**Task goal:** Go through the records below and copy out every line holding "JSON".

Collected data entries
┌──

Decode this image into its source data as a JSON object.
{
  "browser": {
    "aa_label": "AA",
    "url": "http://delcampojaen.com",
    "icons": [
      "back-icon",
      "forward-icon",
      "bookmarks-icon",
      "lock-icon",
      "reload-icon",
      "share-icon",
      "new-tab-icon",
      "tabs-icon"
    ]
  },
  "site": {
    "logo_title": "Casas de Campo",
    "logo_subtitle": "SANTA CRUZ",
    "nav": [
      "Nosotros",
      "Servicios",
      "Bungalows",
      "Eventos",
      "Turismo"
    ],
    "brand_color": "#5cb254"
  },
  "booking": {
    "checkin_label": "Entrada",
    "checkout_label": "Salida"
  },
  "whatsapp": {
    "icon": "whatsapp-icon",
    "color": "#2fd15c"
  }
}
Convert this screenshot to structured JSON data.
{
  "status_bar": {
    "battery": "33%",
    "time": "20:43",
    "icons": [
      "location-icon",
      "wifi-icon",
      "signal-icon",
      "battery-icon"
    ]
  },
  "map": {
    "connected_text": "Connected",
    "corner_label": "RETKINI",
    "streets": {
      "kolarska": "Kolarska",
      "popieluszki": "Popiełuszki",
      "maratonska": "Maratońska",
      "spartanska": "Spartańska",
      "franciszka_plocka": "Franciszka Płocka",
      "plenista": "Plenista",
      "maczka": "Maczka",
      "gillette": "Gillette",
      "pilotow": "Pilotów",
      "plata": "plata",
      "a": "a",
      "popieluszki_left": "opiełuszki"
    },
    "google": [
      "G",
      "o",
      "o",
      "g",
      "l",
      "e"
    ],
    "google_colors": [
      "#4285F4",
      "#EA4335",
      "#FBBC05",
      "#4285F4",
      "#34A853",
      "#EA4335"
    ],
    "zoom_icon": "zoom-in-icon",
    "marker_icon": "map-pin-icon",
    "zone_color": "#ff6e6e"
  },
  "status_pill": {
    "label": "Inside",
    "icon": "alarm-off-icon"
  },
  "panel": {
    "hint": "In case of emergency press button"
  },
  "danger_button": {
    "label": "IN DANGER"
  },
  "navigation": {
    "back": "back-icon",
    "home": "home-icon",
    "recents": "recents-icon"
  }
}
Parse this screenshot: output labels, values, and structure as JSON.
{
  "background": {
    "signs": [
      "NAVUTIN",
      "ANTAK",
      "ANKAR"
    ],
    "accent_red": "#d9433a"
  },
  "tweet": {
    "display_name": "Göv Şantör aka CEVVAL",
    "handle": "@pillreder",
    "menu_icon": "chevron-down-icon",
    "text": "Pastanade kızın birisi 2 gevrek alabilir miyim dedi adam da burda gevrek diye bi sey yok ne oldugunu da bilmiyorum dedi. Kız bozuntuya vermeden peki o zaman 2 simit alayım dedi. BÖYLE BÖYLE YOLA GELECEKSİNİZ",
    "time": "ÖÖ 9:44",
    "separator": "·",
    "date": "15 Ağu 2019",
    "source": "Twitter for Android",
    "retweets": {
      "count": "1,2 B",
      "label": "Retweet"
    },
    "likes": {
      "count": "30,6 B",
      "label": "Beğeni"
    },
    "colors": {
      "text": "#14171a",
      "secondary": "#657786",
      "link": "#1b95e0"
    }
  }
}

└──

**Your response:**
Decode this image into its source data as a JSON object.
Convert this screenshot to structured JSON data.
Parse this screenshot: output labels, values, and structure as JSON.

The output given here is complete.